Report each line from the data below that holds the word "true".

-*-

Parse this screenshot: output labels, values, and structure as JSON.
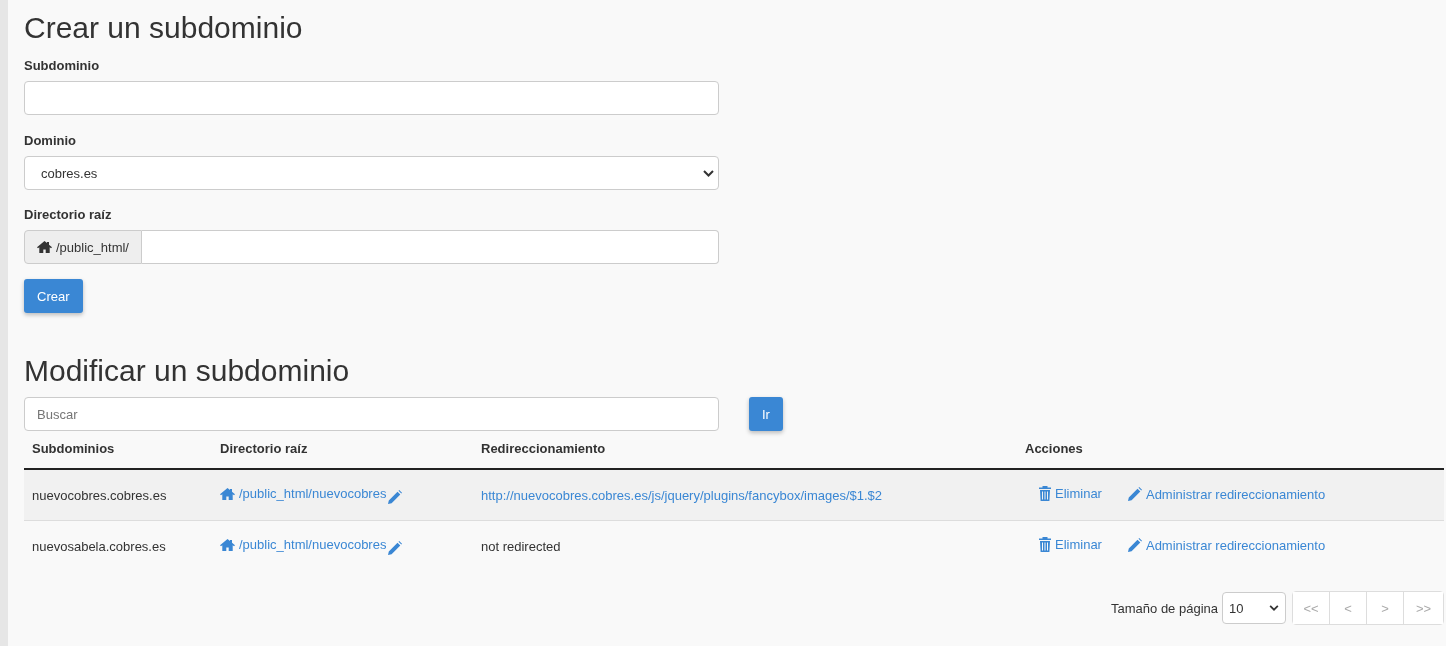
{
  "create": {
    "title": "Crear un subdominio",
    "subdomain": {
      "label": "Subdominio"
    },
    "domain": {
      "label": "Dominio",
      "value": "cobres.es"
    },
    "root": {
      "label": "Directorio raíz",
      "prefix": "/public_html/"
    },
    "button": "Crear"
  },
  "modify": {
    "title": "Modificar un subdominio",
    "search": {
      "placeholder": "Buscar"
    },
    "search_button": "Ir",
    "table": {
      "columns": [
        "Subdominios",
        "Directorio raíz",
        "Redireccionamiento",
        "Acciones"
      ],
      "rows": [
        {
          "subdomain": "nuevocobres.cobres.es",
          "root": "/public_html/nuevocobres",
          "redirect": "http://nuevocobres.cobres.es/js/jquery/plugins/fancybox/images/$1.$2",
          "redirected": true,
          "delete": "Eliminar",
          "manage": "Administrar redireccionamiento"
        },
        {
          "subdomain": "nuevosabela.cobres.es",
          "root": "/public_html/nuevocobres",
          "redirect": "not redirected",
          "redirected": false,
          "delete": "Eliminar",
          "manage": "Administrar redireccionamiento"
        }
      ]
    },
    "pagination": {
      "page_size_label": "Tamaño de página",
      "page_size": "10",
      "buttons": [
        {
          "label": "<<",
          "disabled": true
        },
        {
          "label": "<",
          "disabled": true
        },
        {
          "label": ">",
          "disabled": true
        },
        {
          "label": ">>",
          "disabled": true
        }
      ]
    }
  }
}
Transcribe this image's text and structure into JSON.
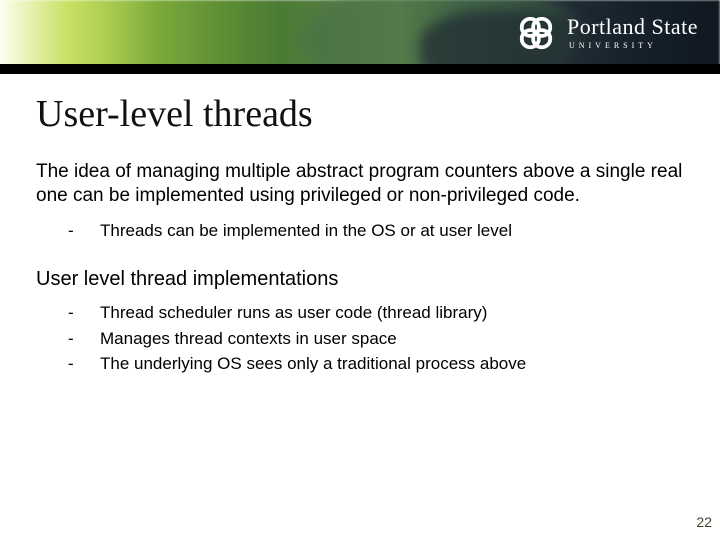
{
  "logo": {
    "name": "Portland State",
    "subline": "UNIVERSITY"
  },
  "title": "User-level threads",
  "para1": "The idea of managing multiple abstract program counters above a single real one can be implemented using privileged or non-privileged code.",
  "list1": [
    "Threads can be implemented in the OS or at user level"
  ],
  "subhead": "User level thread implementations",
  "list2": [
    "Thread scheduler runs as user code (thread library)",
    "Manages thread contexts in user space",
    "The underlying OS sees only a traditional process above"
  ],
  "page_number": "22"
}
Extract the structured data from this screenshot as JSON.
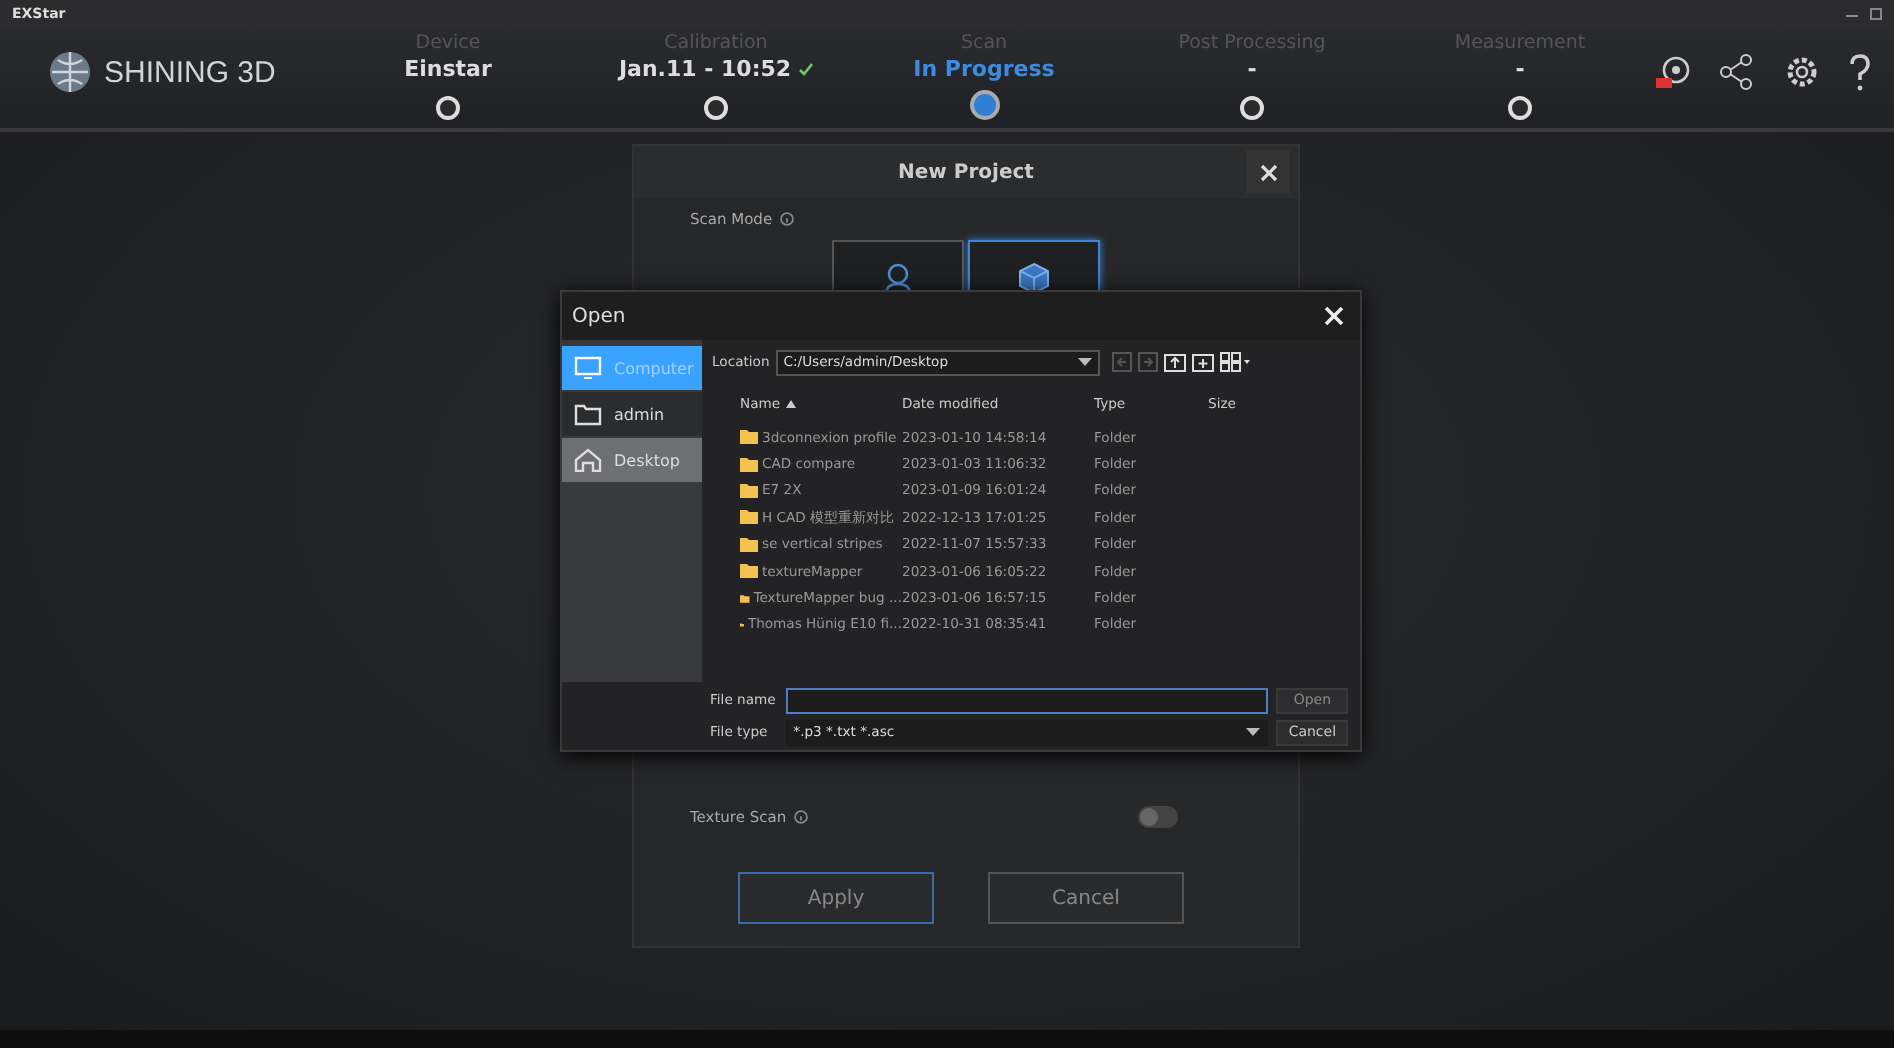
{
  "window": {
    "title": "EXStar"
  },
  "brand": {
    "name": "SHINING 3D"
  },
  "steps": [
    {
      "label": "Device",
      "value": "Einstar",
      "selected": false,
      "checked": false
    },
    {
      "label": "Calibration",
      "value": "Jan.11 - 10:52",
      "selected": false,
      "checked": true
    },
    {
      "label": "Scan",
      "value": "In Progress",
      "selected": true,
      "checked": false
    },
    {
      "label": "Post Processing",
      "value": "-",
      "selected": false,
      "checked": false
    },
    {
      "label": "Measurement",
      "value": "-",
      "selected": false,
      "checked": false
    }
  ],
  "new_project": {
    "title": "New Project",
    "scan_mode_label": "Scan Mode",
    "modes": [
      {
        "kind": "face",
        "selected": false
      },
      {
        "kind": "object",
        "selected": true
      }
    ],
    "texture_scan": {
      "label": "Texture Scan",
      "on": false
    },
    "buttons": [
      {
        "label": "Apply",
        "kind": "primary"
      },
      {
        "label": "Cancel",
        "kind": "secondary"
      }
    ]
  },
  "open_dialog": {
    "title": "Open",
    "places": [
      {
        "label": "Computer",
        "kind": "computer",
        "selected": true,
        "highlighted": false
      },
      {
        "label": "admin",
        "kind": "folder",
        "selected": false,
        "highlighted": false
      },
      {
        "label": "Desktop",
        "kind": "home",
        "selected": false,
        "highlighted": true
      }
    ],
    "location_label": "Location",
    "location": "C:/Users/admin/Desktop",
    "columns": [
      "Name",
      "Date modified",
      "Type",
      "Size"
    ],
    "rows": [
      {
        "name": "3dconnexion profile",
        "date": "2023-01-10 14:58:14",
        "type": "Folder"
      },
      {
        "name": "CAD compare",
        "date": "2023-01-03 11:06:32",
        "type": "Folder"
      },
      {
        "name": "E7 2X",
        "date": "2023-01-09 16:01:24",
        "type": "Folder"
      },
      {
        "name": "H CAD 模型重新对比",
        "date": "2022-12-13 17:01:25",
        "type": "Folder"
      },
      {
        "name": "se vertical stripes",
        "date": "2022-11-07 15:57:33",
        "type": "Folder"
      },
      {
        "name": "textureMapper",
        "date": "2023-01-06 16:05:22",
        "type": "Folder"
      },
      {
        "name": "TextureMapper bug ...",
        "date": "2023-01-06 16:57:15",
        "type": "Folder"
      },
      {
        "name": "Thomas Hünig E10 fi...",
        "date": "2022-10-31 08:35:41",
        "type": "Folder"
      }
    ],
    "file_name_label": "File name",
    "open_button": "Open",
    "file_type_label": "File type",
    "file_type": "*.p3  *.txt  *.asc",
    "cancel_button": "Cancel"
  }
}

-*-

» **PROBLEM SOLUTION**
          "redirected": true,
          "disabled": true
          "disabled": true
          "disabled": true
          "disabled": true
      "checked": true
      "selected": true,
        "selected": true
        "selected": true,
        "highlighted": true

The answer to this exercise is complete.